• **RECORDS**
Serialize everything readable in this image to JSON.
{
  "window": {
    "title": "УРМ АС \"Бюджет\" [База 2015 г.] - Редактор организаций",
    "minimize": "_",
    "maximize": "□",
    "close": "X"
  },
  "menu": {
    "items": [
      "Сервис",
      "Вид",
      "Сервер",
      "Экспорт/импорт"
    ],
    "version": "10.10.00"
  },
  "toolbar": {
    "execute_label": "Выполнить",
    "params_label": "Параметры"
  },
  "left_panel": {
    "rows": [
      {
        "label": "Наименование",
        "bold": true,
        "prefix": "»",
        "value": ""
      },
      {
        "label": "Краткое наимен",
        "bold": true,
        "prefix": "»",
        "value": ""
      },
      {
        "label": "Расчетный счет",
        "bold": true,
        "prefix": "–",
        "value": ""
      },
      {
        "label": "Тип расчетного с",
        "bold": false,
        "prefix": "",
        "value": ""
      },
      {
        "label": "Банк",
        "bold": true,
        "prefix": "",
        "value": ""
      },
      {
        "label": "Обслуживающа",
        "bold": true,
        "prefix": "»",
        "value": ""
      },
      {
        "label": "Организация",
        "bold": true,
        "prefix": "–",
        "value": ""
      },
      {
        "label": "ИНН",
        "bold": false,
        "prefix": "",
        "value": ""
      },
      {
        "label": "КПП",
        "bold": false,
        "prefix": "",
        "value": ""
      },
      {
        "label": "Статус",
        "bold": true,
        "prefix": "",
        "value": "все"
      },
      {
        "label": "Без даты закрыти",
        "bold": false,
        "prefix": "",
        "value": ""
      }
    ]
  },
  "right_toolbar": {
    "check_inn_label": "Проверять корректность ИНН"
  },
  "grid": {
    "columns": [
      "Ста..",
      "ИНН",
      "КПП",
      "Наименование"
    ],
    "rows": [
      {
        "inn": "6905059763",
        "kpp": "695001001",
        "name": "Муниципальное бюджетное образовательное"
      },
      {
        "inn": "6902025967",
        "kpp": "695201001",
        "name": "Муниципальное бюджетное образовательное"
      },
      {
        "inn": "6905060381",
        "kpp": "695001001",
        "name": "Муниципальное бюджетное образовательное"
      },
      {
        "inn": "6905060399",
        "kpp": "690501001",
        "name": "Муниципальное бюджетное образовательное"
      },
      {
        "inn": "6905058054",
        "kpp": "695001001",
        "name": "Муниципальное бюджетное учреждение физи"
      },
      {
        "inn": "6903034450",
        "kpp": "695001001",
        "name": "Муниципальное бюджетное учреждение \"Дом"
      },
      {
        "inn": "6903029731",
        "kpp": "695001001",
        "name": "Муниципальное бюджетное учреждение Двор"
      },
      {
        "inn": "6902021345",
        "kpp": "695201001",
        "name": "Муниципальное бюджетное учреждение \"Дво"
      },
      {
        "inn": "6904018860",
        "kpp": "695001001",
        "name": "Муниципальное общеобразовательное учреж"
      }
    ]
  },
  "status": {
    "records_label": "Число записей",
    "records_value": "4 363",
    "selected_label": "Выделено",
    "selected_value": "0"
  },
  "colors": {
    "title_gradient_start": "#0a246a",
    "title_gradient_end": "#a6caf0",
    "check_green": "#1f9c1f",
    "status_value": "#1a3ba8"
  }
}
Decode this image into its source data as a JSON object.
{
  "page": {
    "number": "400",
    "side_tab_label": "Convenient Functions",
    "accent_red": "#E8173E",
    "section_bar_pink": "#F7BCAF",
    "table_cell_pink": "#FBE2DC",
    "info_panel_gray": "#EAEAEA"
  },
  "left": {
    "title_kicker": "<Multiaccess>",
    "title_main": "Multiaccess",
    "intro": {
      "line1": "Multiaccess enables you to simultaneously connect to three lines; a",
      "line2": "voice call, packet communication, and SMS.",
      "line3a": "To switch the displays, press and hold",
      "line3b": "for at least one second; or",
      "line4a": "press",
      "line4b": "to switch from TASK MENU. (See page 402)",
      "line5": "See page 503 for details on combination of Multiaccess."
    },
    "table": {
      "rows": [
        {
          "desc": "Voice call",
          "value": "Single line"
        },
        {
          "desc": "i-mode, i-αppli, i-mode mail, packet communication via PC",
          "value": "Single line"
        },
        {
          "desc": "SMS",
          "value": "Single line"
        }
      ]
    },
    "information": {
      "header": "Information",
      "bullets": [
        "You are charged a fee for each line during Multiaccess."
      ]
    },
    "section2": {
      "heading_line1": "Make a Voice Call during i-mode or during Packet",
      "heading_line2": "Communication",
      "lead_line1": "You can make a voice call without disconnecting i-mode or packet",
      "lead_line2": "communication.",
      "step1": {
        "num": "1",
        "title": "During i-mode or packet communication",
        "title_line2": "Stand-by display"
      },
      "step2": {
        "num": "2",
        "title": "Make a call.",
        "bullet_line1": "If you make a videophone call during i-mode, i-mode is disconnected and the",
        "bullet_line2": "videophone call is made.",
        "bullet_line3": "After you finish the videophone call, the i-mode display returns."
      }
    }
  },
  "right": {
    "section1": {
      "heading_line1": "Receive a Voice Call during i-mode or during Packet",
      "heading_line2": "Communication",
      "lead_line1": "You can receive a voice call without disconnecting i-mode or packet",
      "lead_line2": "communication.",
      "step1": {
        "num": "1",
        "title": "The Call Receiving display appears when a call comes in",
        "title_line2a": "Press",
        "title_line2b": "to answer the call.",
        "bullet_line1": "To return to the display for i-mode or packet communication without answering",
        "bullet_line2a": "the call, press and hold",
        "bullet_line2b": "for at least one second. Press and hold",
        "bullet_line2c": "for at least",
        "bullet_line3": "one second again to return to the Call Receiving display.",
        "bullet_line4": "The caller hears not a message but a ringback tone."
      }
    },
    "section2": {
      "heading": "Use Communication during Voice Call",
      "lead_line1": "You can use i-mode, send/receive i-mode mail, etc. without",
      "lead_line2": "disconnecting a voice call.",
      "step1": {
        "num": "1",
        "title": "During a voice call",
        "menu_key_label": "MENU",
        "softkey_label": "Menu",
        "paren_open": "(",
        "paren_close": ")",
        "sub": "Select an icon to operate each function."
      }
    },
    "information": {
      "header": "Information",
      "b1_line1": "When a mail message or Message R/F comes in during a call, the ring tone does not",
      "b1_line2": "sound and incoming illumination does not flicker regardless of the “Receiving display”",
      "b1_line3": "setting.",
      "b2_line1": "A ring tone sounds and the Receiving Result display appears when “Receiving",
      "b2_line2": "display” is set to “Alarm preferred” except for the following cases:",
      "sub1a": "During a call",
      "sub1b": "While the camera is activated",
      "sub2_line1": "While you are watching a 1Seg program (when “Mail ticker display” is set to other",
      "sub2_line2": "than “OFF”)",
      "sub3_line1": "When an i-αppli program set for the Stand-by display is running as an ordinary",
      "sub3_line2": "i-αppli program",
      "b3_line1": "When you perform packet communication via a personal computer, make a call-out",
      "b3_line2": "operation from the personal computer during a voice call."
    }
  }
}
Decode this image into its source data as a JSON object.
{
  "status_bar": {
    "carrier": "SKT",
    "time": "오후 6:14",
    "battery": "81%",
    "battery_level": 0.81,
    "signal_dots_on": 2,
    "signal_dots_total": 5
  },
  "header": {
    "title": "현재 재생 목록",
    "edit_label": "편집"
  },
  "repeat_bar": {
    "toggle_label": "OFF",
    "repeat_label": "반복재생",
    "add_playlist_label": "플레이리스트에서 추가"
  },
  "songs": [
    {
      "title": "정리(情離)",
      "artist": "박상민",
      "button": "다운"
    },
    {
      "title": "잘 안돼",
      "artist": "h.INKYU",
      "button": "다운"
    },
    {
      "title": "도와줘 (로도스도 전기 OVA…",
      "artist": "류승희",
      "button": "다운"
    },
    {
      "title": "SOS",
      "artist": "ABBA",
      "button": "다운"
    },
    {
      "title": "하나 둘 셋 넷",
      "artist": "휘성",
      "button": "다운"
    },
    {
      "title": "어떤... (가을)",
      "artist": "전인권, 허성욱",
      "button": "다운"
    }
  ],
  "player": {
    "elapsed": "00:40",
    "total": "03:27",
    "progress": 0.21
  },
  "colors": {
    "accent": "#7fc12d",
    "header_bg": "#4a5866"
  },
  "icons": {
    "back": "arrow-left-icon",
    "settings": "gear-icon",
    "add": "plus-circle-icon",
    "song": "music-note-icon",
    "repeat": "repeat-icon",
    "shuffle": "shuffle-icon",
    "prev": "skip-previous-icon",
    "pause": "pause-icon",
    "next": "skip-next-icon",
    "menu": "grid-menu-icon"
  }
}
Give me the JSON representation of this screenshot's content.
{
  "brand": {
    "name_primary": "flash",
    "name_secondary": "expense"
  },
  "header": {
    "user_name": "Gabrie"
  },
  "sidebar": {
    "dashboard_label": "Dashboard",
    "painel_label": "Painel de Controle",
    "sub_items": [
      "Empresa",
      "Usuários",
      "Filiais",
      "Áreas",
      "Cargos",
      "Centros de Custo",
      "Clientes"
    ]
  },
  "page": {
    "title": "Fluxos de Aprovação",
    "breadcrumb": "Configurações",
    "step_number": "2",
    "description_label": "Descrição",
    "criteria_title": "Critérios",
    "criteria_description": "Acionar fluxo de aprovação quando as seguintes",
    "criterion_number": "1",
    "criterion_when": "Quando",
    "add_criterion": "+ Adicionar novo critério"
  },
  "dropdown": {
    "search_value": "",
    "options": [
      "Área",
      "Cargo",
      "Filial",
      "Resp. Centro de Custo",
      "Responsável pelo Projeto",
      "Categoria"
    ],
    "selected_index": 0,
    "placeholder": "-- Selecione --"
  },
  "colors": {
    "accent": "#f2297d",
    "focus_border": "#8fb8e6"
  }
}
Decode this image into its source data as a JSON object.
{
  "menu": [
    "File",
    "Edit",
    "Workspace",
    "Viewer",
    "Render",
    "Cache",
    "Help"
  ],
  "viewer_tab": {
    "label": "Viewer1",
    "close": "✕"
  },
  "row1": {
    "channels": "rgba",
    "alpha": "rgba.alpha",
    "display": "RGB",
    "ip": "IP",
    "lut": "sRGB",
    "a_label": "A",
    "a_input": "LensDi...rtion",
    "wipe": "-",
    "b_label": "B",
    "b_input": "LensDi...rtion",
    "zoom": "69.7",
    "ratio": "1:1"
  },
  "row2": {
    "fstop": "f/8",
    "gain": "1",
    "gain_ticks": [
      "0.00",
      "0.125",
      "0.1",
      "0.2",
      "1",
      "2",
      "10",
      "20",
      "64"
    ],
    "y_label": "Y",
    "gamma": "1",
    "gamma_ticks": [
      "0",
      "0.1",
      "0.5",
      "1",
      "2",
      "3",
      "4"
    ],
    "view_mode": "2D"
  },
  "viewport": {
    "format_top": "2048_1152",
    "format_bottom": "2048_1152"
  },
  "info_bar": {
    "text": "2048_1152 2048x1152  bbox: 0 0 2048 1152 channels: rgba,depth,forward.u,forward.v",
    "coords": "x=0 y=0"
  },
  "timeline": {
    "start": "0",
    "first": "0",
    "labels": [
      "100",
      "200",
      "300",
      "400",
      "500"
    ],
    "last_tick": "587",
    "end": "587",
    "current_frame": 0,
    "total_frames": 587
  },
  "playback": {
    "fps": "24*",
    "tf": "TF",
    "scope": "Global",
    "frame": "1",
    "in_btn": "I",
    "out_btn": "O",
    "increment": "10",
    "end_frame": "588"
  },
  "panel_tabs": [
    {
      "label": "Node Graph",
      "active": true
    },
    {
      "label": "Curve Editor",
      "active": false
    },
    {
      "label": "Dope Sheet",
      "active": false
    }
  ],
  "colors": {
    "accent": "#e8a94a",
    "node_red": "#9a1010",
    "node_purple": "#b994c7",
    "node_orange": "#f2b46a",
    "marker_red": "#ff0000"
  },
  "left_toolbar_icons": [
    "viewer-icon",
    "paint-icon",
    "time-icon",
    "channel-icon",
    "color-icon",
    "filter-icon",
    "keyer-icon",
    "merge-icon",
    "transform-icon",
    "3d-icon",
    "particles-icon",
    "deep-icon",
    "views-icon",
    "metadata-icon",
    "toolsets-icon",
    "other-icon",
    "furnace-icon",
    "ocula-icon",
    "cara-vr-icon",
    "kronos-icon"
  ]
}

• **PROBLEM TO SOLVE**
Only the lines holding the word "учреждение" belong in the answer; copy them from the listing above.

• **ANSWER**
        "name": "Муниципальное бюджетное учреждение физи"
        "name": "Муниципальное бюджетное учреждение \"Дом"
        "name": "Муниципальное бюджетное учреждение Двор"
        "name": "Муниципальное бюджетное учреждение \"Дво"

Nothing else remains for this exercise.